### DATA LISTING
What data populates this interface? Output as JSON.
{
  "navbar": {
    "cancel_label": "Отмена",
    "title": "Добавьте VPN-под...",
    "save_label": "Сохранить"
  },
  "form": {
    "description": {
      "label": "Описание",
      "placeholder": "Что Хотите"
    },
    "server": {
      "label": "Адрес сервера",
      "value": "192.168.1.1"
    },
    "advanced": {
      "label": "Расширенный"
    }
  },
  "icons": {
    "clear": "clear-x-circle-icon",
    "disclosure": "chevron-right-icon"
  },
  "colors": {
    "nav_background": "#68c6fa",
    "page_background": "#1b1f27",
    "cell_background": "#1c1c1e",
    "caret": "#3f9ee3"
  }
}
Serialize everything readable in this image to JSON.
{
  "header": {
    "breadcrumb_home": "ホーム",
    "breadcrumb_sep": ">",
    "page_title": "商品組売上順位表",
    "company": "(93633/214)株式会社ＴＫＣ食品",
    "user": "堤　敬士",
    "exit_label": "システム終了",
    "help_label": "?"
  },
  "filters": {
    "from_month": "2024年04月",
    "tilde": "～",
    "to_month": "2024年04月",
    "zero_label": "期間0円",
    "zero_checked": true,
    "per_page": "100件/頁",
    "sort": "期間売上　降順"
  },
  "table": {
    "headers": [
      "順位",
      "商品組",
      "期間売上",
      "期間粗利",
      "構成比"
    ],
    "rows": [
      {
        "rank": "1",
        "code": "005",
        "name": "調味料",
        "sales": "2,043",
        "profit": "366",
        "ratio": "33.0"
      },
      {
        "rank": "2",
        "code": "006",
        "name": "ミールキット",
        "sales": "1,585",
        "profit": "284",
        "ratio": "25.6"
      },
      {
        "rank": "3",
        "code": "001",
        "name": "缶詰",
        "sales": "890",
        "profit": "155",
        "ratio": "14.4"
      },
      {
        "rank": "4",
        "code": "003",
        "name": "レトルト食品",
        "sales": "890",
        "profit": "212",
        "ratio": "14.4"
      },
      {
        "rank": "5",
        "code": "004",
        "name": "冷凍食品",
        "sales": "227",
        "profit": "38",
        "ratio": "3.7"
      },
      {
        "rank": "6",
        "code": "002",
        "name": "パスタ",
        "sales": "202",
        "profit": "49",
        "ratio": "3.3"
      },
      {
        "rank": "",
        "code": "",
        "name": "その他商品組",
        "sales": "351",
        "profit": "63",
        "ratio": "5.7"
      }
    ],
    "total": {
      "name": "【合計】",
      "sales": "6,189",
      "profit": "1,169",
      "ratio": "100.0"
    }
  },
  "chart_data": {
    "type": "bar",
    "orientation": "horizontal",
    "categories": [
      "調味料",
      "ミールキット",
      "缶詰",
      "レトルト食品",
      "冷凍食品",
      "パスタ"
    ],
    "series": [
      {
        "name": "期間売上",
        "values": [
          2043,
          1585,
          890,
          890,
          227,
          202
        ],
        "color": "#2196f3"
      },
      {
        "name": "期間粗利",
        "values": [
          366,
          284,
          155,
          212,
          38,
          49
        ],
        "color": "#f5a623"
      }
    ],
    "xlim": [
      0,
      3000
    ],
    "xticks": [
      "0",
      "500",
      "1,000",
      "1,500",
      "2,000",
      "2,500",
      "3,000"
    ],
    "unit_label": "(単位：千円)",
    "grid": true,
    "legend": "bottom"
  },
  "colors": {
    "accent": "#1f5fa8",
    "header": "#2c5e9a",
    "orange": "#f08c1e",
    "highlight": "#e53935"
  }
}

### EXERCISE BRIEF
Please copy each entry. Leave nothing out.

### OUTPUT FOR THIS TASK
What data populates this interface? Output as JSON.
{
  "navbar": {
    "cancel_label": "Отмена",
    "title": "Добавьте VPN-под...",
    "save_label": "Сохранить"
  },
  "form": {
    "description": {
      "label": "Описание",
      "placeholder": "Что Хотите"
    },
    "server": {
      "label": "Адрес сервера",
      "value": "192.168.1.1"
    },
    "advanced": {
      "label": "Расширенный"
    }
  },
  "icons": {
    "clear": "clear-x-circle-icon",
    "disclosure": "chevron-right-icon"
  },
  "colors": {
    "nav_background": "#68c6fa",
    "page_background": "#1b1f27",
    "cell_background": "#1c1c1e",
    "caret": "#3f9ee3"
  }
}
Serialize everything readable in this image to JSON.
{
  "header": {
    "breadcrumb_home": "ホーム",
    "breadcrumb_sep": ">",
    "page_title": "商品組売上順位表",
    "company": "(93633/214)株式会社ＴＫＣ食品",
    "user": "堤　敬士",
    "exit_label": "システム終了",
    "help_label": "?"
  },
  "filters": {
    "from_month": "2024年04月",
    "tilde": "～",
    "to_month": "2024年04月",
    "zero_label": "期間0円",
    "zero_checked": true,
    "per_page": "100件/頁",
    "sort": "期間売上　降順"
  },
  "table": {
    "headers": [
      "順位",
      "商品組",
      "期間売上",
      "期間粗利",
      "構成比"
    ],
    "rows": [
      {
        "rank": "1",
        "code": "005",
        "name": "調味料",
        "sales": "2,043",
        "profit": "366",
        "ratio": "33.0"
      },
      {
        "rank": "2",
        "code": "006",
        "name": "ミールキット",
        "sales": "1,585",
        "profit": "284",
        "ratio": "25.6"
      },
      {
        "rank": "3",
        "code": "001",
        "name": "缶詰",
        "sales": "890",
        "profit": "155",
        "ratio": "14.4"
      },
      {
        "rank": "4",
        "code": "003",
        "name": "レトルト食品",
        "sales": "890",
        "profit": "212",
        "ratio": "14.4"
      },
      {
        "rank": "5",
        "code": "004",
        "name": "冷凍食品",
        "sales": "227",
        "profit": "38",
        "ratio": "3.7"
      },
      {
        "rank": "6",
        "code": "002",
        "name": "パスタ",
        "sales": "202",
        "profit": "49",
        "ratio": "3.3"
      },
      {
        "rank": "",
        "code": "",
        "name": "その他商品組",
        "sales": "351",
        "profit": "63",
        "ratio": "5.7"
      }
    ],
    "total": {
      "name": "【合計】",
      "sales": "6,189",
      "profit": "1,169",
      "ratio": "100.0"
    }
  },
  "chart_data": {
    "type": "bar",
    "orientation": "horizontal",
    "categories": [
      "調味料",
      "ミールキット",
      "缶詰",
      "レトルト食品",
      "冷凍食品",
      "パスタ"
    ],
    "series": [
      {
        "name": "期間売上",
        "values": [
          2043,
          1585,
          890,
          890,
          227,
          202
        ],
        "color": "#2196f3"
      },
      {
        "name": "期間粗利",
        "values": [
          366,
          284,
          155,
          212,
          38,
          49
        ],
        "color": "#f5a623"
      }
    ],
    "xlim": [
      0,
      3000
    ],
    "xticks": [
      "0",
      "500",
      "1,000",
      "1,500",
      "2,000",
      "2,500",
      "3,000"
    ],
    "unit_label": "(単位：千円)",
    "grid": true,
    "legend": "bottom"
  },
  "colors": {
    "accent": "#1f5fa8",
    "header": "#2c5e9a",
    "orange": "#f08c1e",
    "highlight": "#e53935"
  }
}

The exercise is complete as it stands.